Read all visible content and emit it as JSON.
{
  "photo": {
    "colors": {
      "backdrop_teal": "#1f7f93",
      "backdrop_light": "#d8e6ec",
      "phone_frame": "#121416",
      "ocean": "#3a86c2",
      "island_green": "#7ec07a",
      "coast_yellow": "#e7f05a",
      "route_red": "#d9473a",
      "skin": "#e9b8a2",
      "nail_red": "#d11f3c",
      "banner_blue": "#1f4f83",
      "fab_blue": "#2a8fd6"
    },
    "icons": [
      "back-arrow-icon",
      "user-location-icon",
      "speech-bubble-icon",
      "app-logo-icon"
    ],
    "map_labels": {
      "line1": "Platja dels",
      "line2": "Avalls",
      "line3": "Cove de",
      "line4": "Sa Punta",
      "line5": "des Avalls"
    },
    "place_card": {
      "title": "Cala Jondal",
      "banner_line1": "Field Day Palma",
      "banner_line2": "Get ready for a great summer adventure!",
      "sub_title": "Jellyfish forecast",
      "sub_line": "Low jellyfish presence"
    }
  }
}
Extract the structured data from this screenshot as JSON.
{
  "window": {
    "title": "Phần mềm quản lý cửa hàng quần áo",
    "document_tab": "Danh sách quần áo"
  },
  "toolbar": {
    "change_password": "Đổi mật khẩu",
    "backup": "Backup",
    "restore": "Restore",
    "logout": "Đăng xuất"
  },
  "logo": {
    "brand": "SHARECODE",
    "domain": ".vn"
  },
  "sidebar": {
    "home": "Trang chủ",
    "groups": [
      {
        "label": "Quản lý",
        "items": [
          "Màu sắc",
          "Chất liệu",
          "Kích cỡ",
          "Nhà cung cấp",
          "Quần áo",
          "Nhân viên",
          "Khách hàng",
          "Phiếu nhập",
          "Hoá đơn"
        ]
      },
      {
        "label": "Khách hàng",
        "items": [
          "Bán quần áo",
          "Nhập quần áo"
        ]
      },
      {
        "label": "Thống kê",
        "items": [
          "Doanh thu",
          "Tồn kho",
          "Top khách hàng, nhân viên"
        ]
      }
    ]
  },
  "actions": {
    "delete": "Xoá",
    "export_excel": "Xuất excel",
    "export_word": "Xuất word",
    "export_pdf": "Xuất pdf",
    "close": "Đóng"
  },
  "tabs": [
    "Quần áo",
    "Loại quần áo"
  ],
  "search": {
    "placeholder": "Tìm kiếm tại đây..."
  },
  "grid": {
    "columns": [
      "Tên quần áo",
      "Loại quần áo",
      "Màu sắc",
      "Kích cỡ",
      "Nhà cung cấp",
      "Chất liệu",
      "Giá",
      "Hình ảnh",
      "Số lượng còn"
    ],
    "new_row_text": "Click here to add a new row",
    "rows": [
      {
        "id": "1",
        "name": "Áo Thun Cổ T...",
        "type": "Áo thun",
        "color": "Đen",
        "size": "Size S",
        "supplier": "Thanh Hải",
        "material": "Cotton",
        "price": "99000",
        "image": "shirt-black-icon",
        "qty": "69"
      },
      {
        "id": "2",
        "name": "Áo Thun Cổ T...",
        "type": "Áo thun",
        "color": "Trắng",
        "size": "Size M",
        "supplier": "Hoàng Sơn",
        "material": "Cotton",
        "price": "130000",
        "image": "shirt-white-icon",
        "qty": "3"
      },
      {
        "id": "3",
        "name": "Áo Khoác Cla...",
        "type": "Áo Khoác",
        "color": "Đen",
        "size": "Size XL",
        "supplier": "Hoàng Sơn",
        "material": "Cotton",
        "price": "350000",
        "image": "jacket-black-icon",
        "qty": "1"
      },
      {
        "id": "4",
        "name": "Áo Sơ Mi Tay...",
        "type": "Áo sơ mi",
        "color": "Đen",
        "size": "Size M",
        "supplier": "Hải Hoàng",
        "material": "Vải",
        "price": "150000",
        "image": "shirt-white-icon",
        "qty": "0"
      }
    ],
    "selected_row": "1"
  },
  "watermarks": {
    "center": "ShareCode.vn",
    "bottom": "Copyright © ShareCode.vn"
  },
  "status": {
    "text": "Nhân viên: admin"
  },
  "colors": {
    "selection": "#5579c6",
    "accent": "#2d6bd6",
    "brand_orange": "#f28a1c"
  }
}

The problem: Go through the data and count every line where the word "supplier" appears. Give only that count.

Result of the task: 4